11 May 2005

Valley Hispanic boycott called a success

Yesterday was pronounced Day Without Hispanics by Arizona Hispanic leaders to protest recent actions by the state legislature.
Several restaurants, carwashes, construction companies and golf courses reported higher absenteeism. Some, such as Baja Fresh Downtown, closed for the day. Lombardi's Restaurant at Arizona Center limited its menu to salads and pastas because of a reduced kitchen crew.

Some roofing companies were crippled by the boycott. An office worker who answered the phone at Catalina Roofing and Supply in Phoenix said none of the company's 160 roofers showed up for work Tuesday.

At San Tan Roofing and Superstition Carpentry in Gilbert, half of the company's 150 roofers and 400 of its 700 framers didn't show up for work, Chief Financial Officer William McGlothlin said. Ninety percent of the company's workforce is Hispanic.

Some of my thoughts on illegal immigration, no doubt repeated from past missives…

  • I have no sympathy for employers who rely upon illegal aliens for their labor force composition. This is where the problem could be really nipped in the bud, if punitive measures were taken against those who provide the greatest incentive for illegal immigration. Until such actions are taken, no other proposed solution will have any significant effect. The argument that my company must hire illegals because the competition does holds no sway with me, as I believe one must always choose the ethical road.

  • I am opposed to any guest worker proposals, as any such programs will in effect render a whole class of people as sub-humans, not entitled to the same rights as Americans, which is totally un-American in my belief.

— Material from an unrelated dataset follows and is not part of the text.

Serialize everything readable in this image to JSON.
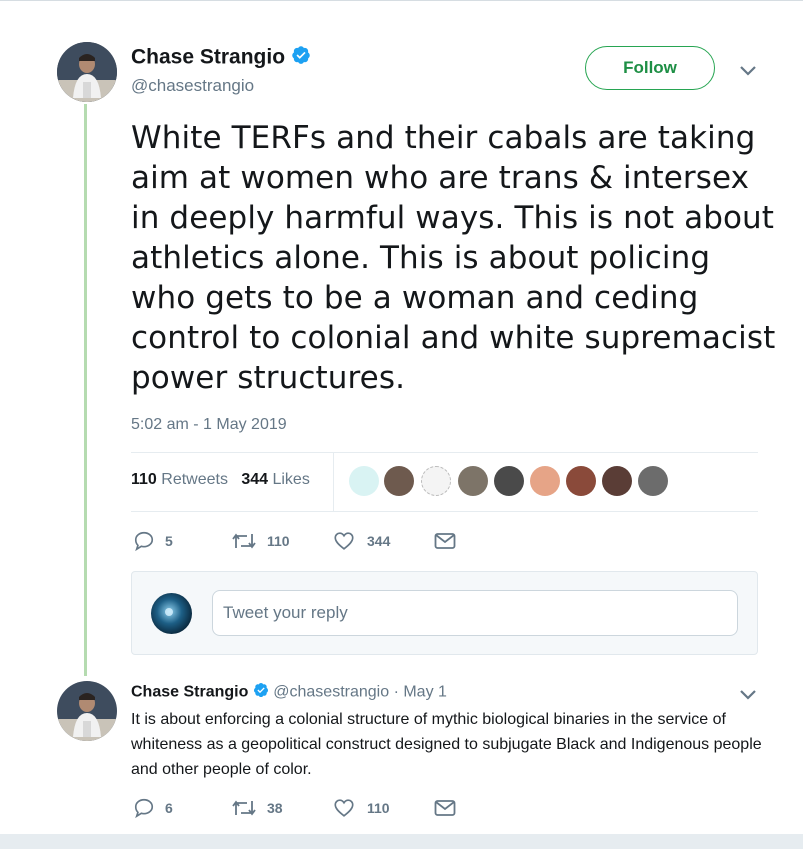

Sure, it will be dressed up in euphemistic wrappers, but bottom line is it will be the equivalent of legalized indentured servitude, with little recourse for those who are on the receiving end of employer abuse and injustice. Not being accorded official "citizen" status should not translate to victim of abuse, or even preferential worker over American citizen.

  • The notion of a huge economic impact due to the curtailment of illegal immigration is total nonsense. The scare mongering that lettuce will cost $10 a head is ridiculous, and recent labor protests have illustrated this clearly — tomato gatherers for Taco Bell recently received double wages after a successful public relations campaign, yet the contract firm was barely dented in their inbound profit flow. Tennis shoes have a raw production cost of a dollar, but they are sold to Americans for $50 and greater. Labor costs amount to a very small sliver of the pie, in just about all fields of commerce and industry.

  • If there is truly a need to import more workers, then fast track provisions should be implemented to allot more legal immigration resulting in more American citizens. Such arguments should undergo critical scrutiny, as employers will always argue that there is a shortage of workers, when they actually mean there is a "shortage of workers willing to work at the wages they are offering".

  • Nothing happens in a vacuum. Illegal immigration brings undesireable elements that accompany honest, hard working folks. It causes deterioration to neighborhoods and a strain on already impacted community resources. Basically, it's a form of corporate welfare where employer receives benefits of a captive labor force whilst other Arizonans must pay (or suffer) for additional services rendered, be it police, school, hospital, park, city or whatever. The most critical of these unintended consequences, is the lowered security and danger introduced to Arizonans.

  • The buck stops with the Bush administration, and simply, they are reneging on their obligation to secure the borders and have turned a blind eye to the problem. But it probably would be no different under a Gore or Kerry administration either, as both parties refuse to address an issue that many Americans feel should be on top of the priority list.

I rarely agree with conservative columnist Thomas Sowell, but this column by him lays out some truths, even if I disagree with his points about a "living wage". He glosses over the natural phenomenon that wages tend to sink to just above subsistence level, and that for many illegal aliens, subsistence level is a mark well below that of an American worker, as there is acceptance of dormitory living and the meager leftover wages are sent back to Mexico, where the dollar goes a lot further.